Exercise brief: In the entries below, find each line with the word "kind" and pull it out.

Supplied entries:
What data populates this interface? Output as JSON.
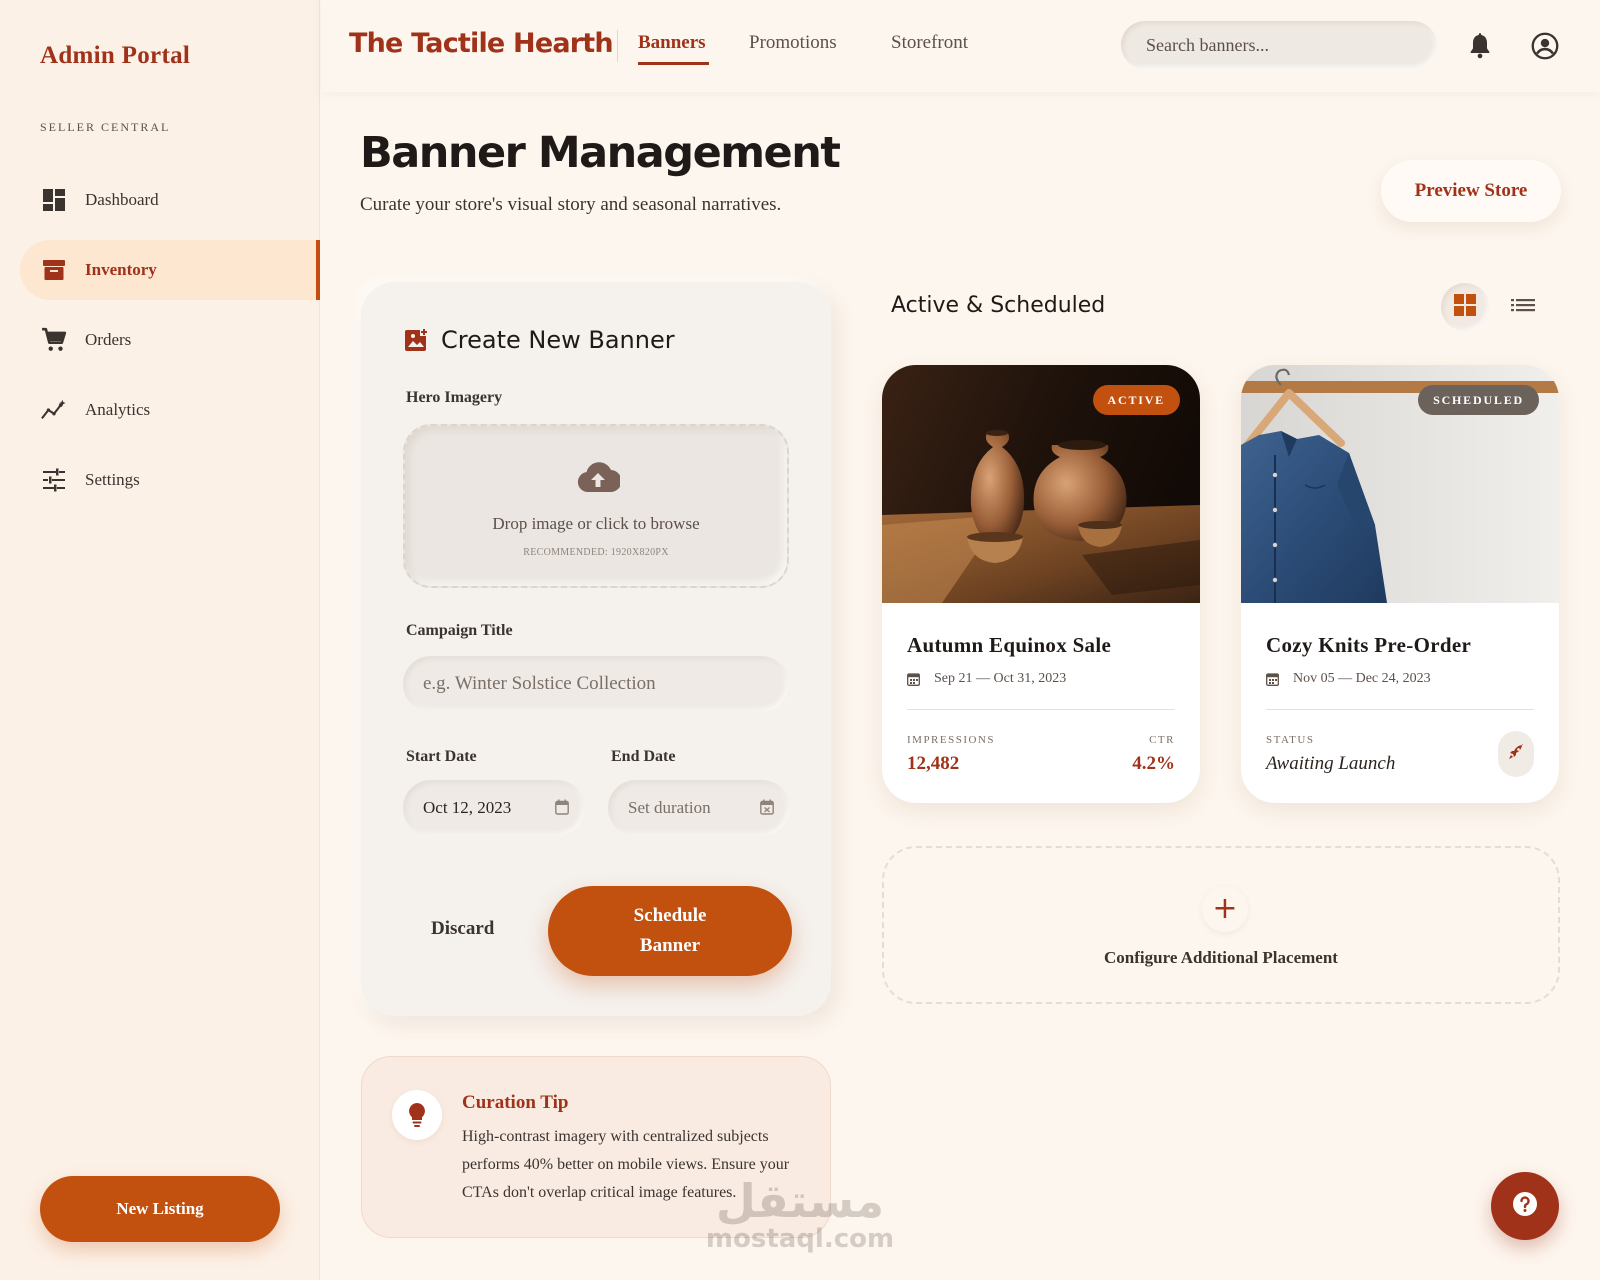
{
  "sidebar": {
    "brand": "Admin Portal",
    "section_label": "SELLER CENTRAL",
    "items": [
      {
        "label": "Dashboard",
        "icon": "dashboard-icon"
      },
      {
        "label": "Inventory",
        "icon": "inventory-icon",
        "active": true
      },
      {
        "label": "Orders",
        "icon": "cart-icon"
      },
      {
        "label": "Analytics",
        "icon": "analytics-icon"
      },
      {
        "label": "Settings",
        "icon": "settings-sliders-icon"
      }
    ],
    "new_listing_label": "New Listing"
  },
  "header": {
    "store_name": "The Tactile Hearth",
    "tabs": [
      {
        "label": "Banners",
        "active": true
      },
      {
        "label": "Promotions"
      },
      {
        "label": "Storefront"
      }
    ],
    "search_placeholder": "Search banners...",
    "icons": [
      "bell-icon",
      "account-icon"
    ]
  },
  "page": {
    "title": "Banner Management",
    "subtitle": "Curate your store's visual story and seasonal narratives.",
    "preview_label": "Preview Store"
  },
  "create": {
    "title": "Create New Banner",
    "hero_label": "Hero Imagery",
    "drop_text": "Drop image or click to browse",
    "drop_hint": "RECOMMENDED: 1920X820PX",
    "campaign_label": "Campaign Title",
    "campaign_placeholder": "e.g. Winter Solstice Collection",
    "start_label": "Start Date",
    "start_value": "Oct 12, 2023",
    "end_label": "End Date",
    "end_placeholder": "Set duration",
    "discard_label": "Discard",
    "schedule_line1": "Schedule",
    "schedule_line2": "Banner"
  },
  "tip": {
    "title": "Curation Tip",
    "body": "High-contrast imagery with centralized subjects performs 40% better on mobile views. Ensure your CTAs don't overlap critical image features."
  },
  "list": {
    "title": "Active & Scheduled",
    "cards": [
      {
        "badge": "ACTIVE",
        "title": "Autumn Equinox Sale",
        "dates": "Sep 21 — Oct 31, 2023",
        "metric1_label": "IMPRESSIONS",
        "metric1_value": "12,482",
        "metric2_label": "CTR",
        "metric2_value": "4.2%"
      },
      {
        "badge": "SCHEDULED",
        "title": "Cozy Knits Pre-Order",
        "dates": "Nov 05 — Dec 24, 2023",
        "status_label": "STATUS",
        "status_value": "Awaiting Launch"
      }
    ],
    "add_label": "Configure Additional Placement",
    "add_symbol": "+"
  },
  "watermark": {
    "arabic": "مستقل",
    "latin": "mostaql.com"
  },
  "colors": {
    "accent": "#a0321a",
    "button": "#c2500f",
    "background": "#fdf6ee",
    "scheduled_badge": "#6b625c"
  }
}
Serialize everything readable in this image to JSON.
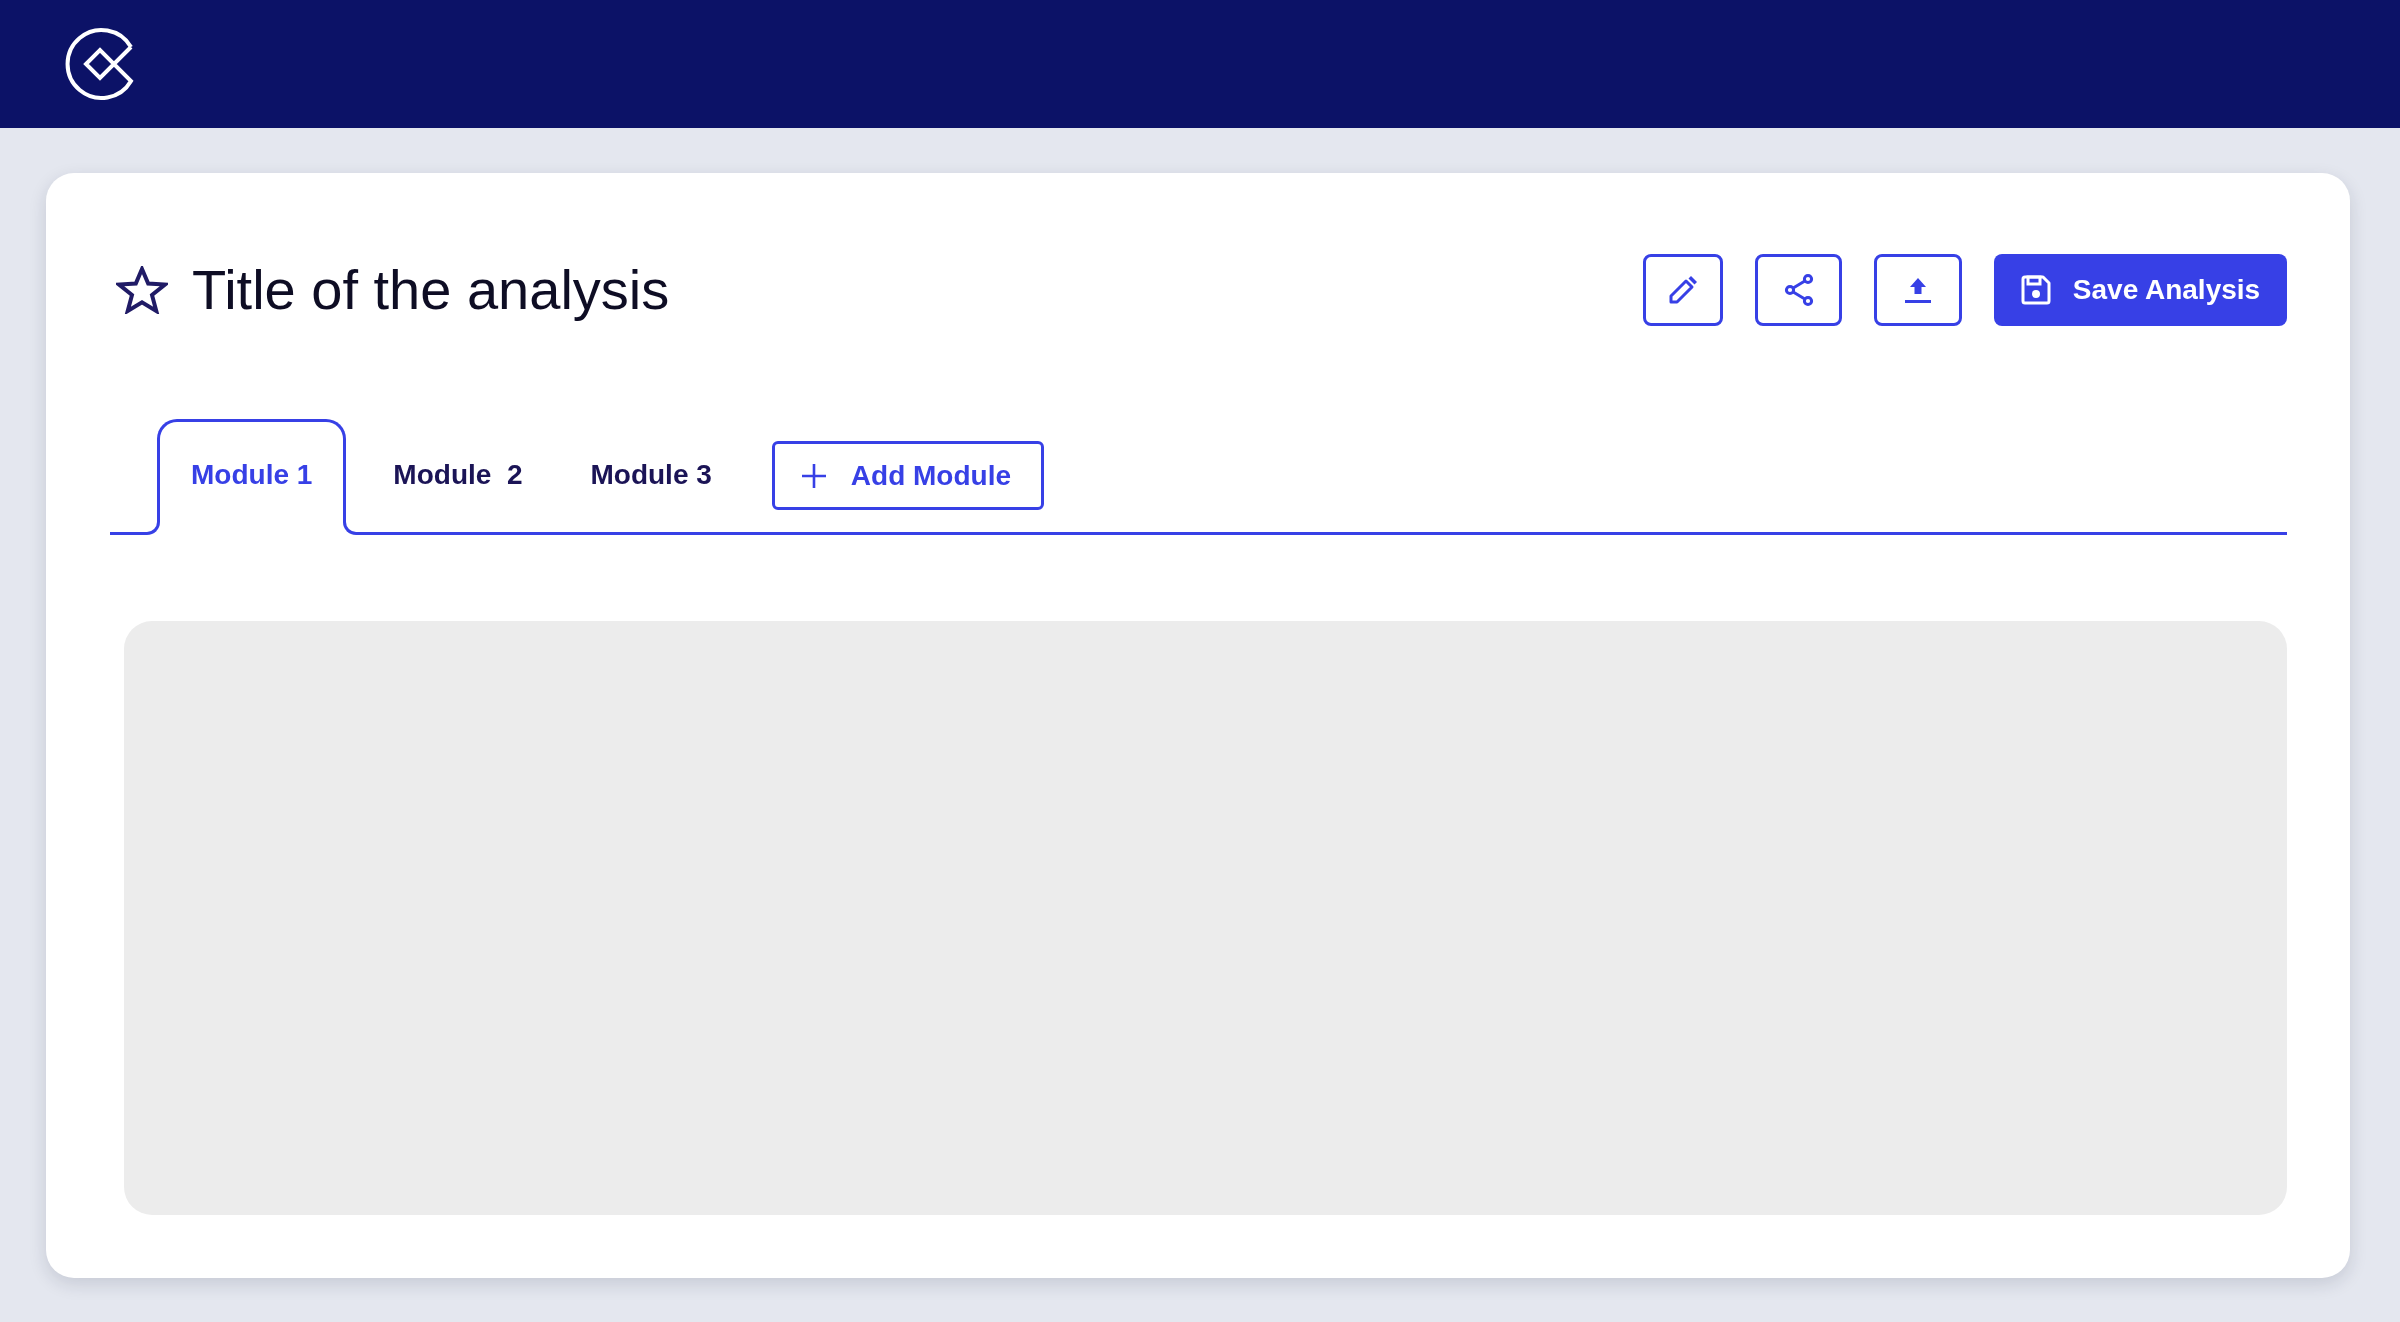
{
  "analysis": {
    "title": "Title of the analysis",
    "favorite": false
  },
  "toolbar": {
    "buttons": [
      {
        "kind": "edit"
      },
      {
        "kind": "share"
      },
      {
        "kind": "upload"
      },
      {
        "kind": "save",
        "label": "Save Analysis"
      }
    ]
  },
  "tabs": [
    {
      "label": "Module 1",
      "selected": true
    },
    {
      "label": "Module  2",
      "selected": false
    },
    {
      "label": "Module 3",
      "selected": false
    }
  ],
  "add_module": {
    "label": "Add Module"
  }
}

Result of this exercise:
        "kind": "edit"
        "kind": "share"
        "kind": "upload"
        "kind": "save",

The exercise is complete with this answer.